Work instruction — Report each line of the entries below that includes "фигуры".

Stored data —
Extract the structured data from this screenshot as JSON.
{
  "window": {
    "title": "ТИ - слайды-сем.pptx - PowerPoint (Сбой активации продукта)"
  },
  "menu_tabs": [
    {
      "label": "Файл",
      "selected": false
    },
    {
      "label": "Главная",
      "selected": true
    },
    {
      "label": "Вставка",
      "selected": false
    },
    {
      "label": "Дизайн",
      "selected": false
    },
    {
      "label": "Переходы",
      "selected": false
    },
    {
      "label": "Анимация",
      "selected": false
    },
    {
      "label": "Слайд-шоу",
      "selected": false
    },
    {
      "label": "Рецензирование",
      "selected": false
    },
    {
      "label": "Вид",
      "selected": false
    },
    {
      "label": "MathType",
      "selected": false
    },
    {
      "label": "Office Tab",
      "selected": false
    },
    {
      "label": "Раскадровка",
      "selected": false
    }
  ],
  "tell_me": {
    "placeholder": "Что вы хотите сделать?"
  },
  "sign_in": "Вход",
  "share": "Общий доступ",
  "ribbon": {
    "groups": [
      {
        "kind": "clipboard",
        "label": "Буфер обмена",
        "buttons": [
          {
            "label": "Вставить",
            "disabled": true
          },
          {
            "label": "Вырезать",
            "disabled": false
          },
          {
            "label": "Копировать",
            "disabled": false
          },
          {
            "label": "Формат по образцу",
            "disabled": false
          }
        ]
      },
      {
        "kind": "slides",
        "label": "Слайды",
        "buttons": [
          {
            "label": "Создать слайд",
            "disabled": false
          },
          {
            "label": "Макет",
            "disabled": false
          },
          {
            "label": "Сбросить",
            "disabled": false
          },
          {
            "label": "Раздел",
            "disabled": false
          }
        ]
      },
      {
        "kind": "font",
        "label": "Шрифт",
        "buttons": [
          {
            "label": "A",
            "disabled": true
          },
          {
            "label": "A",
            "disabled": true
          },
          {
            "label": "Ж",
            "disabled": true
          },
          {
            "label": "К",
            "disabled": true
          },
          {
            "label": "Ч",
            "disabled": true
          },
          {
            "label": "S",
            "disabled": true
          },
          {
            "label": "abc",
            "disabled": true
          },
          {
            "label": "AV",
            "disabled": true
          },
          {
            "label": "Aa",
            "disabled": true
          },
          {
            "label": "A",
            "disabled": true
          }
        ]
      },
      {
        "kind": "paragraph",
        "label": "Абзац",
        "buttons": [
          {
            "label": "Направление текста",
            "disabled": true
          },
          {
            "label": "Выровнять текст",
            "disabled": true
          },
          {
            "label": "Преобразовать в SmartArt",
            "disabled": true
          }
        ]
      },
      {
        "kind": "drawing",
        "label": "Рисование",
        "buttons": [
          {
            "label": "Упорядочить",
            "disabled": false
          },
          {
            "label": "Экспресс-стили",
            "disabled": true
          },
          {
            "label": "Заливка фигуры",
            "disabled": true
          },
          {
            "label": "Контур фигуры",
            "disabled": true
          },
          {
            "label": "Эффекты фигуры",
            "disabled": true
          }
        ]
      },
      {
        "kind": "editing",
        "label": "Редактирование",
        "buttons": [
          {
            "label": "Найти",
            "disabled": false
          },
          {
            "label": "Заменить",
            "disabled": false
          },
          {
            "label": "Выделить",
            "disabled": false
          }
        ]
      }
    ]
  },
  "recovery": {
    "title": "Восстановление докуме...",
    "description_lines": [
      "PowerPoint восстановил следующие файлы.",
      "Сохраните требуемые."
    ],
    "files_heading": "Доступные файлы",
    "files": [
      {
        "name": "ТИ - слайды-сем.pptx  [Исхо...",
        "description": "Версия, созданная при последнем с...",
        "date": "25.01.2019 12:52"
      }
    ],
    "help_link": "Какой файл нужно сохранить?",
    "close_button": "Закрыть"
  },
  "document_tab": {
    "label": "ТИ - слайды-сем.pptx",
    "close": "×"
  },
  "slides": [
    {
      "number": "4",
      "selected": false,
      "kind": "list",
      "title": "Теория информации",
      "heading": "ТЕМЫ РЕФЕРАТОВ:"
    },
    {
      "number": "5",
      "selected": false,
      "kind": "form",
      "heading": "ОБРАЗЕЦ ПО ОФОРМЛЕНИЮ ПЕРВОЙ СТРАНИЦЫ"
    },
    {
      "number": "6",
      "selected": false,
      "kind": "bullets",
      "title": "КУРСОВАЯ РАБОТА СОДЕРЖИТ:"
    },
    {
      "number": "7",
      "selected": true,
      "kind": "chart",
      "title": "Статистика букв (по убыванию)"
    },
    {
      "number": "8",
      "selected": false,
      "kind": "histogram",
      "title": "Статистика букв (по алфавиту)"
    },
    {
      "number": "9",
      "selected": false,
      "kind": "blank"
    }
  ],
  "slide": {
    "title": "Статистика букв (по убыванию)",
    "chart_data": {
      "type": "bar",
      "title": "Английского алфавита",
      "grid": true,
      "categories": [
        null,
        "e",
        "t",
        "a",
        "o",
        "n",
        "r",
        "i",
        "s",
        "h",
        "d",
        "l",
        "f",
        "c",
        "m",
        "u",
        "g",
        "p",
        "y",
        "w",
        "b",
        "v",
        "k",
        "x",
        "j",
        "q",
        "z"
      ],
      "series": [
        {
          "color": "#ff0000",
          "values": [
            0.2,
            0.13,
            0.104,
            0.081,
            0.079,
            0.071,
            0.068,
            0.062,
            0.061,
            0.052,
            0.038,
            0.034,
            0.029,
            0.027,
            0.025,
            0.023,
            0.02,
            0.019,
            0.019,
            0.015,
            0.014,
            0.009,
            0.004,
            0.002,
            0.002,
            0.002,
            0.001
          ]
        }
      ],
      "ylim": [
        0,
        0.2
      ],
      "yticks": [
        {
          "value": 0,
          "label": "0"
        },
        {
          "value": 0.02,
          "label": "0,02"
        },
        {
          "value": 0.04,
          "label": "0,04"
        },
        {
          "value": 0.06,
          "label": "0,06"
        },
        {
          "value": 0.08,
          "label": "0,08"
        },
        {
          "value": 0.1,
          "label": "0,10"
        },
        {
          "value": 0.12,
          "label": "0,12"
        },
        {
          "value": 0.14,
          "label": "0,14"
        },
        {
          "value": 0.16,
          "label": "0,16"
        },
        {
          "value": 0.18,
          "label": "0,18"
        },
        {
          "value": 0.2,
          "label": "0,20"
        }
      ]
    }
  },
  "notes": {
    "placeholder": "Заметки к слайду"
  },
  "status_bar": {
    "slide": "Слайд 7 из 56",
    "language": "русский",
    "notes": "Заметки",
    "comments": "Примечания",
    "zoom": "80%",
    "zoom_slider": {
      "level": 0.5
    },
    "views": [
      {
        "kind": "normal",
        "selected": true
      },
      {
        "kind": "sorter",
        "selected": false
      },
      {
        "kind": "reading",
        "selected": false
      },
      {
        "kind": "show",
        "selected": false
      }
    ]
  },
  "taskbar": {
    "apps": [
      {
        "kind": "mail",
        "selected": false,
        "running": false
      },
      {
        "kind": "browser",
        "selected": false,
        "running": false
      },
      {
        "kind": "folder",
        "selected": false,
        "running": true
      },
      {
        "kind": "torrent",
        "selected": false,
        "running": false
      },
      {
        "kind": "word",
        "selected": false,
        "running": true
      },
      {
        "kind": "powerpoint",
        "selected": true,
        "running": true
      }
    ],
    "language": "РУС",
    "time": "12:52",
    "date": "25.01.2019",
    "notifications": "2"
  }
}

Result —
            "label": "Заливка фигуры",
            "label": "Контур фигуры",
            "label": "Эффекты фигуры",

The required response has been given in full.